*Description of the task:*
Images do not belong in the copy. Retype the entries exactly.

Data items:

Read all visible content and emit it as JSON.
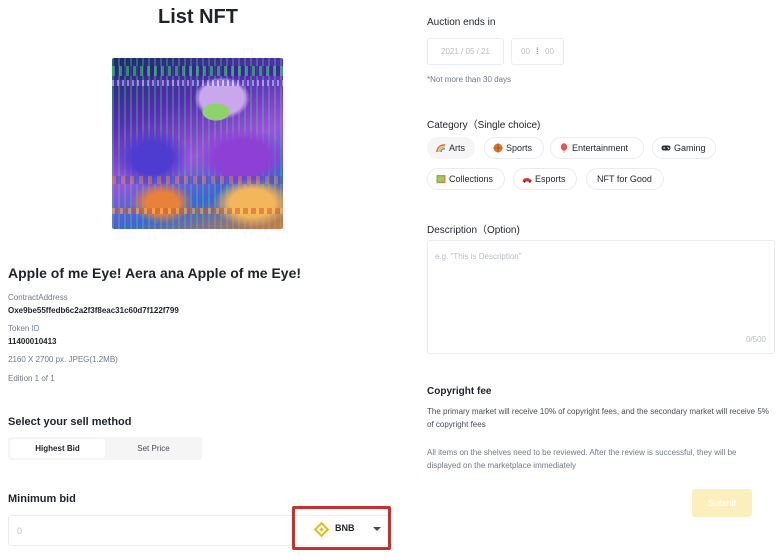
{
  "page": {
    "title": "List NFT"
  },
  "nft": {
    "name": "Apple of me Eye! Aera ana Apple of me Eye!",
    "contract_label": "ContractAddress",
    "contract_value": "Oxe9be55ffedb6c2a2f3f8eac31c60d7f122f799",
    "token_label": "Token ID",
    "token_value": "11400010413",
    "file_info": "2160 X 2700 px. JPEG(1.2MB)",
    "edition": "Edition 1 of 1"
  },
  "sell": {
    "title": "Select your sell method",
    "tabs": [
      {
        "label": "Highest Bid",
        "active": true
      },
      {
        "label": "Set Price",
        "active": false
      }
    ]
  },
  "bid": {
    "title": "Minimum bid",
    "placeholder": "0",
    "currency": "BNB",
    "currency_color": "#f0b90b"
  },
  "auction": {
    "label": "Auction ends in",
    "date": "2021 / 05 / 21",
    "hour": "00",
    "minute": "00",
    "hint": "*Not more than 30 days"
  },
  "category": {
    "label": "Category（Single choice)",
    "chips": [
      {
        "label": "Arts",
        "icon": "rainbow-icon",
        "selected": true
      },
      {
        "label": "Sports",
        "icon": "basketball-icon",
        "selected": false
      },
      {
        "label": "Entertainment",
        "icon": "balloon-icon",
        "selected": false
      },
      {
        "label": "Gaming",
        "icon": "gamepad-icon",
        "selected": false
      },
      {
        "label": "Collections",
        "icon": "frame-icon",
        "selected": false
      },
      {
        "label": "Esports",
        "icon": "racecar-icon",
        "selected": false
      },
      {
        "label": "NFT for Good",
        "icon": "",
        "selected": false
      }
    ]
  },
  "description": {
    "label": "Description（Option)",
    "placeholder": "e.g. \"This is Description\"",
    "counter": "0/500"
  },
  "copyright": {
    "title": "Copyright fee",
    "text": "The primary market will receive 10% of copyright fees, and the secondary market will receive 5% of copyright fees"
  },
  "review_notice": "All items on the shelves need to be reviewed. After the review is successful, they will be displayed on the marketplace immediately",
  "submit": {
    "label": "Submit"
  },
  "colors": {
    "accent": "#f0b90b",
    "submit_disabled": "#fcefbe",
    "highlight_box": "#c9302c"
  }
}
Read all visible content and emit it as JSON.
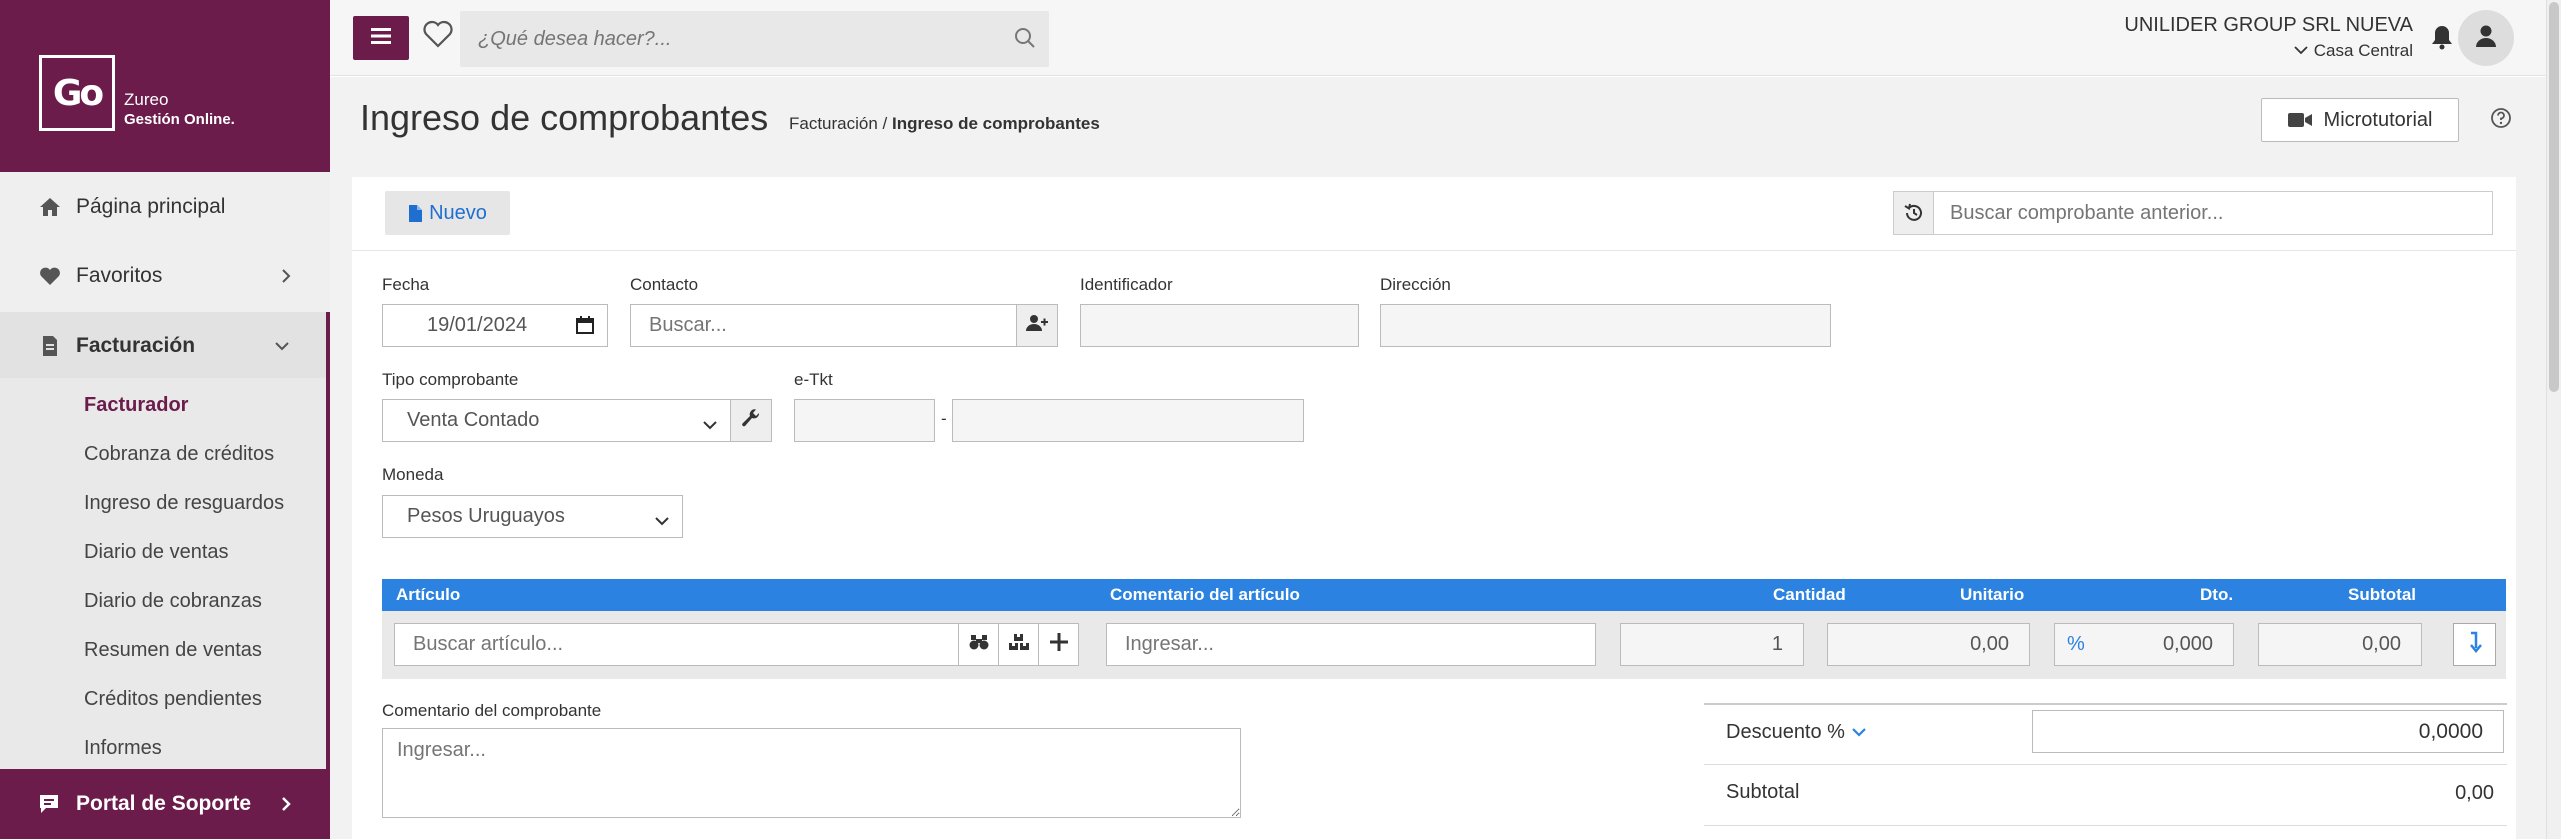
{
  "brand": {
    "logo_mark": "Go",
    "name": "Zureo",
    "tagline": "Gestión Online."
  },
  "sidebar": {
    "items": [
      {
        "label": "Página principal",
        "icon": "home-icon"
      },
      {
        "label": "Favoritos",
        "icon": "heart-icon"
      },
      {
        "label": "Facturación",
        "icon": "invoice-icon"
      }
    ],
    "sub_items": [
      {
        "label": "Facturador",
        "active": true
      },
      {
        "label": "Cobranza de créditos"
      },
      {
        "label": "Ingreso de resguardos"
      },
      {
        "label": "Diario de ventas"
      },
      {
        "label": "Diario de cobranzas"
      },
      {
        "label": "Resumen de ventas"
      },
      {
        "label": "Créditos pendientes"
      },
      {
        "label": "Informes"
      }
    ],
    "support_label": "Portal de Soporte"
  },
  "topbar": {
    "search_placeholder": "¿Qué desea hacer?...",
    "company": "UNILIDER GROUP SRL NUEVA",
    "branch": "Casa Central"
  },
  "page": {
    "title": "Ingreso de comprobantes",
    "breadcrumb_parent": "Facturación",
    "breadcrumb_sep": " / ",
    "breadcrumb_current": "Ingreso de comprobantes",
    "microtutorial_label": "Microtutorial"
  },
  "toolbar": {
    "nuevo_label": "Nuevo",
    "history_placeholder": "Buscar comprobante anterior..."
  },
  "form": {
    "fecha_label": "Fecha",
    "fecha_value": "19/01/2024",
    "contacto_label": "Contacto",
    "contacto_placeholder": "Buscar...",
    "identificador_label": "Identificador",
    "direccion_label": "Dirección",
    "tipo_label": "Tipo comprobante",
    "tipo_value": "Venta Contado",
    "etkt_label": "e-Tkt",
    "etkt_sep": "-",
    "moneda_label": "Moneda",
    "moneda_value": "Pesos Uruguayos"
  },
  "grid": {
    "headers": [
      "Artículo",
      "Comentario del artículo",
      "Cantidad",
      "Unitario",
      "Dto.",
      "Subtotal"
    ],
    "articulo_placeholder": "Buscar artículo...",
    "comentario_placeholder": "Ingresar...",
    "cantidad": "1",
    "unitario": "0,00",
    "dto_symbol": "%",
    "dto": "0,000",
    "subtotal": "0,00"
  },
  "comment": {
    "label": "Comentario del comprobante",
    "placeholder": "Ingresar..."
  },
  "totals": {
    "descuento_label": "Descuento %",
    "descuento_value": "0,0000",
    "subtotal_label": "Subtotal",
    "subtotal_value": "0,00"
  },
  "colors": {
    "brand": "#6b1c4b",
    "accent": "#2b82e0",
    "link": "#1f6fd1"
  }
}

*Answer below:*
Read all visible content and emit it as JSON.
{
  "page": {
    "title": "List NFT"
  },
  "nft": {
    "name": "Apple of me Eye! Aera ana Apple of me Eye!",
    "contract_label": "ContractAddress",
    "contract_value": "Oxe9be55ffedb6c2a2f3f8eac31c60d7f122f799",
    "token_label": "Token ID",
    "token_value": "11400010413",
    "file_info": "2160 X 2700 px. JPEG(1.2MB)",
    "edition": "Edition 1 of 1"
  },
  "sell": {
    "title": "Select your sell method",
    "tabs": [
      {
        "label": "Highest Bid",
        "active": true
      },
      {
        "label": "Set Price",
        "active": false
      }
    ]
  },
  "bid": {
    "title": "Minimum bid",
    "placeholder": "0",
    "currency": "BNB",
    "currency_color": "#f0b90b"
  },
  "auction": {
    "label": "Auction ends in",
    "date": "2021 / 05 / 21",
    "hour": "00",
    "minute": "00",
    "hint": "*Not more than 30 days"
  },
  "category": {
    "label": "Category（Single choice)",
    "chips": [
      {
        "label": "Arts",
        "icon": "rainbow-icon",
        "selected": true
      },
      {
        "label": "Sports",
        "icon": "basketball-icon",
        "selected": false
      },
      {
        "label": "Entertainment",
        "icon": "balloon-icon",
        "selected": false
      },
      {
        "label": "Gaming",
        "icon": "gamepad-icon",
        "selected": false
      },
      {
        "label": "Collections",
        "icon": "frame-icon",
        "selected": false
      },
      {
        "label": "Esports",
        "icon": "racecar-icon",
        "selected": false
      },
      {
        "label": "NFT for Good",
        "icon": "",
        "selected": false
      }
    ]
  },
  "description": {
    "label": "Description（Option)",
    "placeholder": "e.g. \"This is Description\"",
    "counter": "0/500"
  },
  "copyright": {
    "title": "Copyright fee",
    "text": "The primary market will receive 10% of copyright fees, and the secondary market will receive 5% of copyright fees"
  },
  "review_notice": "All items on the shelves need to be reviewed. After the review is successful, they will be displayed on the marketplace immediately",
  "submit": {
    "label": "Submit"
  },
  "colors": {
    "accent": "#f0b90b",
    "submit_disabled": "#fcefbe",
    "highlight_box": "#c9302c"
  }
}
Read all visible content and emit it as JSON.
{
  "brand": {
    "logo_mark": "Go",
    "name": "Zureo",
    "tagline": "Gestión Online."
  },
  "sidebar": {
    "items": [
      {
        "label": "Página principal",
        "icon": "home-icon"
      },
      {
        "label": "Favoritos",
        "icon": "heart-icon"
      },
      {
        "label": "Facturación",
        "icon": "invoice-icon"
      }
    ],
    "sub_items": [
      {
        "label": "Facturador",
        "active": true
      },
      {
        "label": "Cobranza de créditos"
      },
      {
        "label": "Ingreso de resguardos"
      },
      {
        "label": "Diario de ventas"
      },
      {
        "label": "Diario de cobranzas"
      },
      {
        "label": "Resumen de ventas"
      },
      {
        "label": "Créditos pendientes"
      },
      {
        "label": "Informes"
      }
    ],
    "support_label": "Portal de Soporte"
  },
  "topbar": {
    "search_placeholder": "¿Qué desea hacer?...",
    "company": "UNILIDER GROUP SRL NUEVA",
    "branch": "Casa Central"
  },
  "page": {
    "title": "Ingreso de comprobantes",
    "breadcrumb_parent": "Facturación",
    "breadcrumb_sep": " / ",
    "breadcrumb_current": "Ingreso de comprobantes",
    "microtutorial_label": "Microtutorial"
  },
  "toolbar": {
    "nuevo_label": "Nuevo",
    "history_placeholder": "Buscar comprobante anterior..."
  },
  "form": {
    "fecha_label": "Fecha",
    "fecha_value": "19/01/2024",
    "contacto_label": "Contacto",
    "contacto_placeholder": "Buscar...",
    "identificador_label": "Identificador",
    "direccion_label": "Dirección",
    "tipo_label": "Tipo comprobante",
    "tipo_value": "Venta Contado",
    "etkt_label": "e-Tkt",
    "etkt_sep": "-",
    "moneda_label": "Moneda",
    "moneda_value": "Pesos Uruguayos"
  },
  "grid": {
    "headers": [
      "Artículo",
      "Comentario del artículo",
      "Cantidad",
      "Unitario",
      "Dto.",
      "Subtotal"
    ],
    "articulo_placeholder": "Buscar artículo...",
    "comentario_placeholder": "Ingresar...",
    "cantidad": "1",
    "unitario": "0,00",
    "dto_symbol": "%",
    "dto": "0,000",
    "subtotal": "0,00"
  },
  "comment": {
    "label": "Comentario del comprobante",
    "placeholder": "Ingresar..."
  },
  "totals": {
    "descuento_label": "Descuento %",
    "descuento_value": "0,0000",
    "subtotal_label": "Subtotal",
    "subtotal_value": "0,00"
  },
  "colors": {
    "brand": "#6b1c4b",
    "accent": "#2b82e0",
    "link": "#1f6fd1"
  }
}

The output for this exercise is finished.